— Task requirements —
Every record must be copied exactly, except that pictures are dropped.
___ Information supplied ___
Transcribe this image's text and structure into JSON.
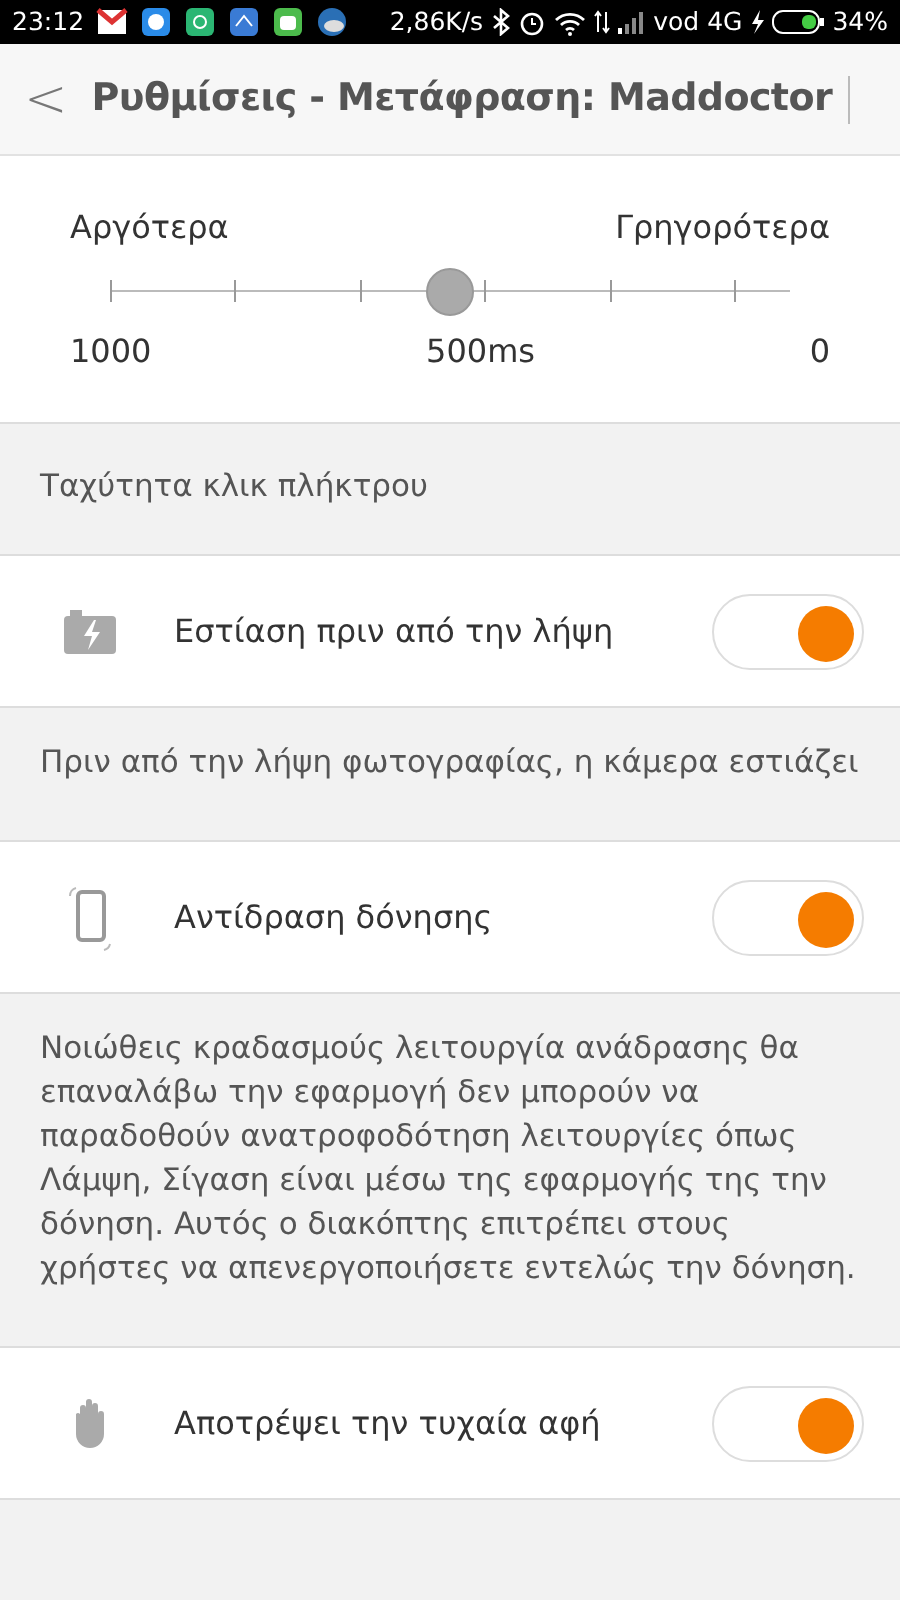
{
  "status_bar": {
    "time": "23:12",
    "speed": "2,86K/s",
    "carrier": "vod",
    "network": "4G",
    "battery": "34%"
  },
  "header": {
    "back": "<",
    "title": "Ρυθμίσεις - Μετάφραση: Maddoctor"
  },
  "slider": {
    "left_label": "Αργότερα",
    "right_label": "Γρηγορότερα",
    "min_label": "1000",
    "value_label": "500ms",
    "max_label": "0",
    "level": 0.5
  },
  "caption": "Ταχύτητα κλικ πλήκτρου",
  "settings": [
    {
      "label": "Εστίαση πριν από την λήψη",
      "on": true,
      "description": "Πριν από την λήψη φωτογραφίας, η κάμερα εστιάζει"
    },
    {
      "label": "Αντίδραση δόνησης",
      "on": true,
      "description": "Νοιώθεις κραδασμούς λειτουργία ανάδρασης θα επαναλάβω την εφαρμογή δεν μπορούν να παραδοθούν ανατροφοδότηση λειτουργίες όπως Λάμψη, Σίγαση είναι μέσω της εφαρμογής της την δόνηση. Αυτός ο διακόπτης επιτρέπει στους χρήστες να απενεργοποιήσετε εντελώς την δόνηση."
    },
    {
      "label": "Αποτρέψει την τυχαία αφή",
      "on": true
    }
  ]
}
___
— Solution for this task —
Transcribe this image's text and structure into JSON.
{
  "status_bar": {
    "time": "23:12",
    "speed": "2,86K/s",
    "carrier": "vod",
    "network": "4G",
    "battery": "34%"
  },
  "header": {
    "back": "<",
    "title": "Ρυθμίσεις - Μετάφραση: Maddoctor"
  },
  "slider": {
    "left_label": "Αργότερα",
    "right_label": "Γρηγορότερα",
    "min_label": "1000",
    "value_label": "500ms",
    "max_label": "0",
    "level": 0.5
  },
  "caption": "Ταχύτητα κλικ πλήκτρου",
  "settings": [
    {
      "label": "Εστίαση πριν από την λήψη",
      "on": true,
      "description": "Πριν από την λήψη φωτογραφίας, η κάμερα εστιάζει"
    },
    {
      "label": "Αντίδραση δόνησης",
      "on": true,
      "description": "Νοιώθεις κραδασμούς λειτουργία ανάδρασης θα επαναλάβω την εφαρμογή δεν μπορούν να παραδοθούν ανατροφοδότηση λειτουργίες όπως Λάμψη, Σίγαση είναι μέσω της εφαρμογής της την δόνηση. Αυτός ο διακόπτης επιτρέπει στους χρήστες να απενεργοποιήσετε εντελώς την δόνηση."
    },
    {
      "label": "Αποτρέψει την τυχαία αφή",
      "on": true
    }
  ]
}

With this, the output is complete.